The Worshipful Company of Farriers is based in the United Kingdom and dates back to the late 1600s.
Mitch Taylor, Kentucky Horseshoeing School’s Director of Education, took the WCF exam to become an AWCF last year when it was offered at the Kentucky Horseshoeing School. He says while the test is tough, it also “is clear, consistent and fair.
“Taking and preparing for the exam helped me to progress as a farrier and has helped me become a better teacher,” he says.
Through all of his practice and preparation for the exam, Taylor says he brushed up and learned things he hadn’t known or thought about before.

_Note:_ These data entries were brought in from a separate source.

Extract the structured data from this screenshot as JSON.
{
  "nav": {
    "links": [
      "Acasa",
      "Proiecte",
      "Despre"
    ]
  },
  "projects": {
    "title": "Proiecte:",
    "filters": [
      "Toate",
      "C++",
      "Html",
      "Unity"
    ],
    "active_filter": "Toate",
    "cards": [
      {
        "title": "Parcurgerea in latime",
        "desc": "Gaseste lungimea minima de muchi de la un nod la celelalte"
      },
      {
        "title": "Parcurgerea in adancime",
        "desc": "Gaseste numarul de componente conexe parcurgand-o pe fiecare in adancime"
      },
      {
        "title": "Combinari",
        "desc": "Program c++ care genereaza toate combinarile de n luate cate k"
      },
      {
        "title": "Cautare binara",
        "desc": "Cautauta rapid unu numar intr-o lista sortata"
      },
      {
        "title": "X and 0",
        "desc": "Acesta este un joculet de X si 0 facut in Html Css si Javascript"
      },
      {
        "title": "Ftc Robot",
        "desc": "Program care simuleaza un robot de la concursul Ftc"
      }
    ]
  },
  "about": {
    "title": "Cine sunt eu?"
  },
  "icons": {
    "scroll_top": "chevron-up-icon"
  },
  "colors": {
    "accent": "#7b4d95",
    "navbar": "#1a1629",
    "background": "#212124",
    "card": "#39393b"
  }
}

“The exam encouraged me to write and speak more clearly in a way that people can understand. Taking the test reminded me of how important that is. I was also very impressed by the level of the examiners. They were very tough, but very fair,” he says.

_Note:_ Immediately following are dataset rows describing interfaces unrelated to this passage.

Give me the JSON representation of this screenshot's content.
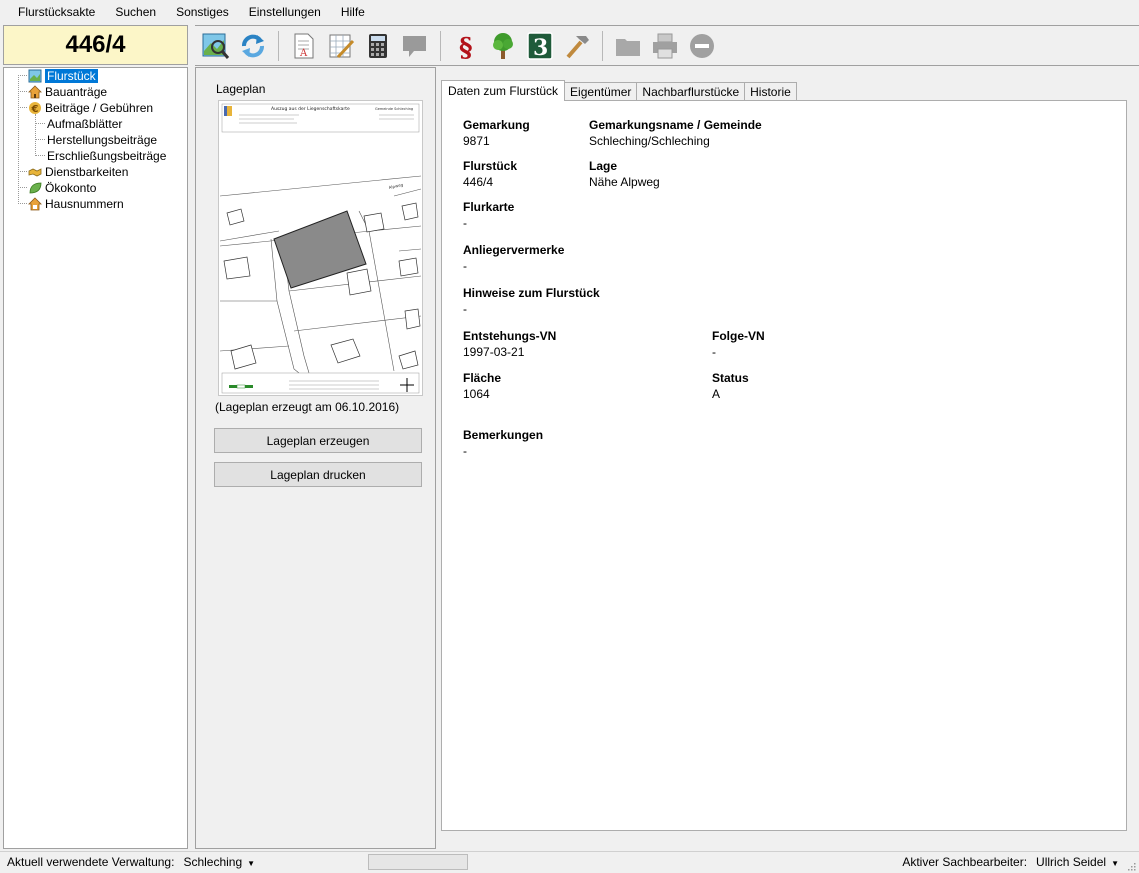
{
  "menu": [
    "Flurstücksakte",
    "Suchen",
    "Sonstiges",
    "Einstellungen",
    "Hilfe"
  ],
  "parcel_number": "446/4",
  "toolbar_icons": [
    "map-search-icon",
    "refresh-icon",
    "document-icon",
    "edit-sheet-icon",
    "calculator-icon",
    "comment-icon",
    "paragraph-icon",
    "tree-icon",
    "number-3-icon",
    "hammer-icon",
    "folder-icon",
    "printer-icon",
    "stop-icon"
  ],
  "tree": {
    "items": [
      {
        "label": "Flurstück",
        "icon": "parcel-icon"
      },
      {
        "label": "Bauanträge",
        "icon": "house-icon"
      },
      {
        "label": "Beiträge / Gebühren",
        "icon": "euro-icon"
      },
      {
        "label": "Aufmaßblätter"
      },
      {
        "label": "Herstellungsbeiträge"
      },
      {
        "label": "Erschließungsbeiträge"
      },
      {
        "label": "Dienstbarkeiten",
        "icon": "handshake-icon"
      },
      {
        "label": "Ökokonto",
        "icon": "leaf-icon"
      },
      {
        "label": "Hausnummern",
        "icon": "house-number-icon"
      }
    ]
  },
  "lageplan": {
    "group_label": "Lageplan",
    "caption": "(Lageplan erzeugt am 06.10.2016)",
    "create_button": "Lageplan erzeugen",
    "print_button": "Lageplan drucken",
    "map_title": "Auszug aus der Liegenschaftskarte",
    "map_org": "Gemeinde Schleching",
    "map_road": "Alpweg"
  },
  "tabs": [
    "Daten zum Flurstück",
    "Eigentümer",
    "Nachbarflurstücke",
    "Historie"
  ],
  "fields": {
    "gemarkung_label": "Gemarkung",
    "gemarkung": "9871",
    "gemarkungsname_label": "Gemarkungsname / Gemeinde",
    "gemarkungsname": "Schleching/Schleching",
    "flurstueck_label": "Flurstück",
    "flurstueck": "446/4",
    "lage_label": "Lage",
    "lage": "Nähe Alpweg",
    "flurkarte_label": "Flurkarte",
    "flurkarte": "-",
    "anlieger_label": "Anliegervermerke",
    "anlieger": "-",
    "hinweise_label": "Hinweise zum Flurstück",
    "hinweise": "-",
    "entstehung_label": "Entstehungs-VN",
    "entstehung": "1997-03-21",
    "folge_label": "Folge-VN",
    "folge": "-",
    "flaeche_label": "Fläche",
    "flaeche": "1064",
    "status_label": "Status",
    "status": "A",
    "bemerkungen_label": "Bemerkungen",
    "bemerkungen": "-"
  },
  "statusbar": {
    "verwaltung_label": "Aktuell verwendete Verwaltung:",
    "verwaltung": "Schleching",
    "sachbearbeiter_label": "Aktiver Sachbearbeiter:",
    "sachbearbeiter": "Ullrich Seidel"
  }
}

“They gave us very clear objectives. They gave us all of the information we needed to properly trim and know what type of fit we should have,” Taylor says. “When I got done with the exam, I was tired and relieved and I was so impressed with the way they put the test on, the way they conducted themselves through the exam, their grading methods and the test itself.”
Taylor says the examiners and the test gave him some good ideas to carry over to his own teaching.
The exam to become an AWCF is rigorous and costly, and in order to take the test, a U.S. farrier must first be an AFA certified journeyman farrier (CJF) for more than 2 years.
The exam has two parts, or modules. The first is the practical module, which tests farriers on an exhibition of shoemaking, a live shoeing and a discussion of farriery. The second part is the theory module, which consists of a written paper in which farriers answer five questions on anatomy, physiology and function and farrier theory. The theory module also consists of a discussion of a specific horse’s conformation.
A full list of the horseshoes farriers are asked to make for the exam, as well as a study guide, are available at the WCF website.
“I felt that it was my responsibility as an educator and farrier to get myself formally tested and certified to a high level,” Taylor says. “I feel that it’s my responsibility to continue my education. Once I took the test and saw the test, I realized just how good of a test it is. It’s a very professional and comprehensive, theoretical and practical test that we really need. The highest level of certification we have in the U.S. is the CJF, and then there are some specialty endorsements. While the CJF is a really good test, it’s not as relevant as the AWCF test. The AWCF exam tests farriers more on things that we do everyday.”
To study for the test, Taylor practiced building different shoes listed on the WCF website for various sizes of feet.
“Not only do you have to know how to make a lateral support hind shoe, but you have to know how to make it with different dimensions of bar stock for different dimensions of feet.”
Taylor also says he read through many papers and works on lameness to prepare for the written and conformation portions of the exam.
While Taylor admits that many farriers let the pressure to pass this test keep them from participating, he says that pushing past the fear and trying instills a lot of pride in both yourself and your farrier practice.
In order to proceed with administering the test in the U.S., the WCF has to have a minimum of 12 interested farriers planning on taking both modules of the test. While it is too late to sign up for the exam this year, the Kentuck Horseshoeing School is planning for a 2015 WCF exam. Farriers interested in taking the test should contact Joe Police at (859) 575-4063.